YOUR ASSIGNMENT:
Output all entries verbatim, dropping pictures.

RECORDS SHOWN:
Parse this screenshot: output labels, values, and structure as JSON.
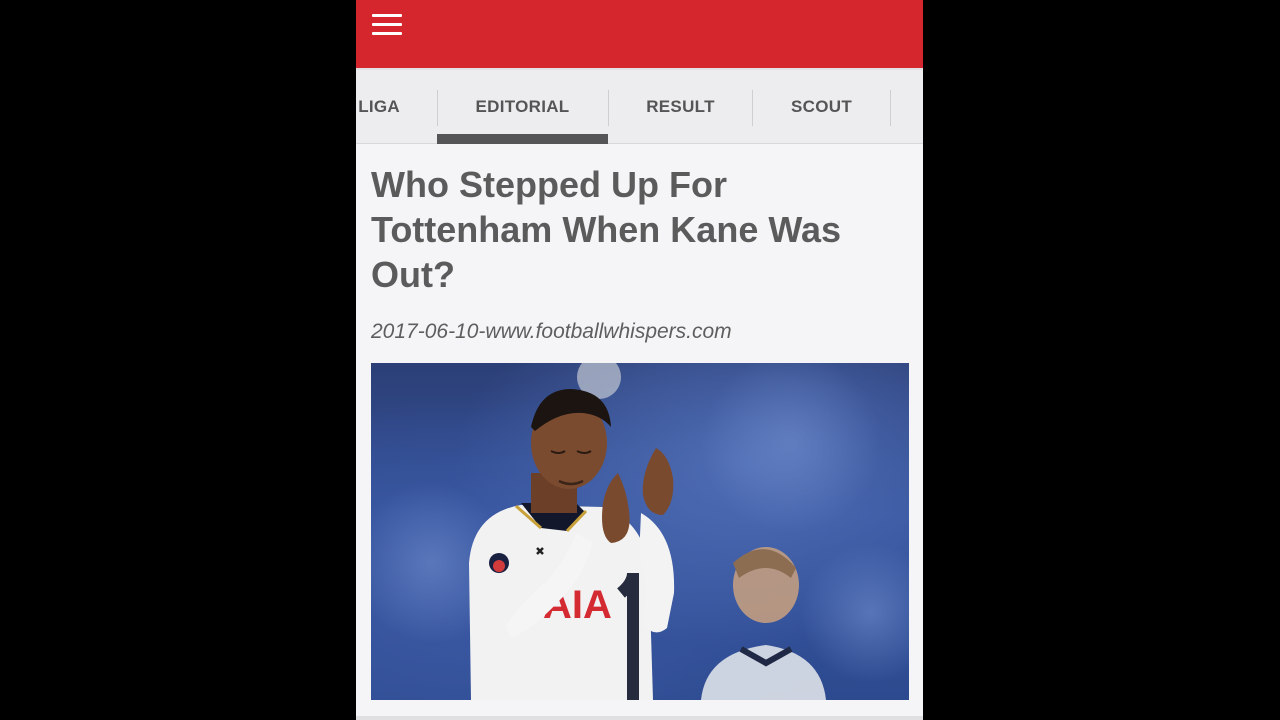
{
  "tabs": [
    {
      "label": "LIGA",
      "active": false
    },
    {
      "label": "EDITORIAL",
      "active": true
    },
    {
      "label": "RESULT",
      "active": false
    },
    {
      "label": "SCOUT",
      "active": false
    }
  ],
  "article": {
    "title": "Who Stepped Up For Tottenham When Kane Was Out?",
    "meta": "2017-06-10-www.footballwhispers.com"
  },
  "photo": {
    "jersey_text": "AIA"
  },
  "colors": {
    "appbar": "#d4262c",
    "tab_indicator": "#555558",
    "background": "#000000"
  }
}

EXPECTED ANSWER:
Parse this screenshot: output labels, values, and structure as JSON.
{
  "tabs": [
    {
      "label": "LIGA",
      "active": false
    },
    {
      "label": "EDITORIAL",
      "active": true
    },
    {
      "label": "RESULT",
      "active": false
    },
    {
      "label": "SCOUT",
      "active": false
    }
  ],
  "article": {
    "title": "Who Stepped Up For Tottenham When Kane Was Out?",
    "meta": "2017-06-10-www.footballwhispers.com"
  },
  "photo": {
    "jersey_text": "AIA"
  },
  "colors": {
    "appbar": "#d4262c",
    "tab_indicator": "#555558",
    "background": "#000000"
  }
}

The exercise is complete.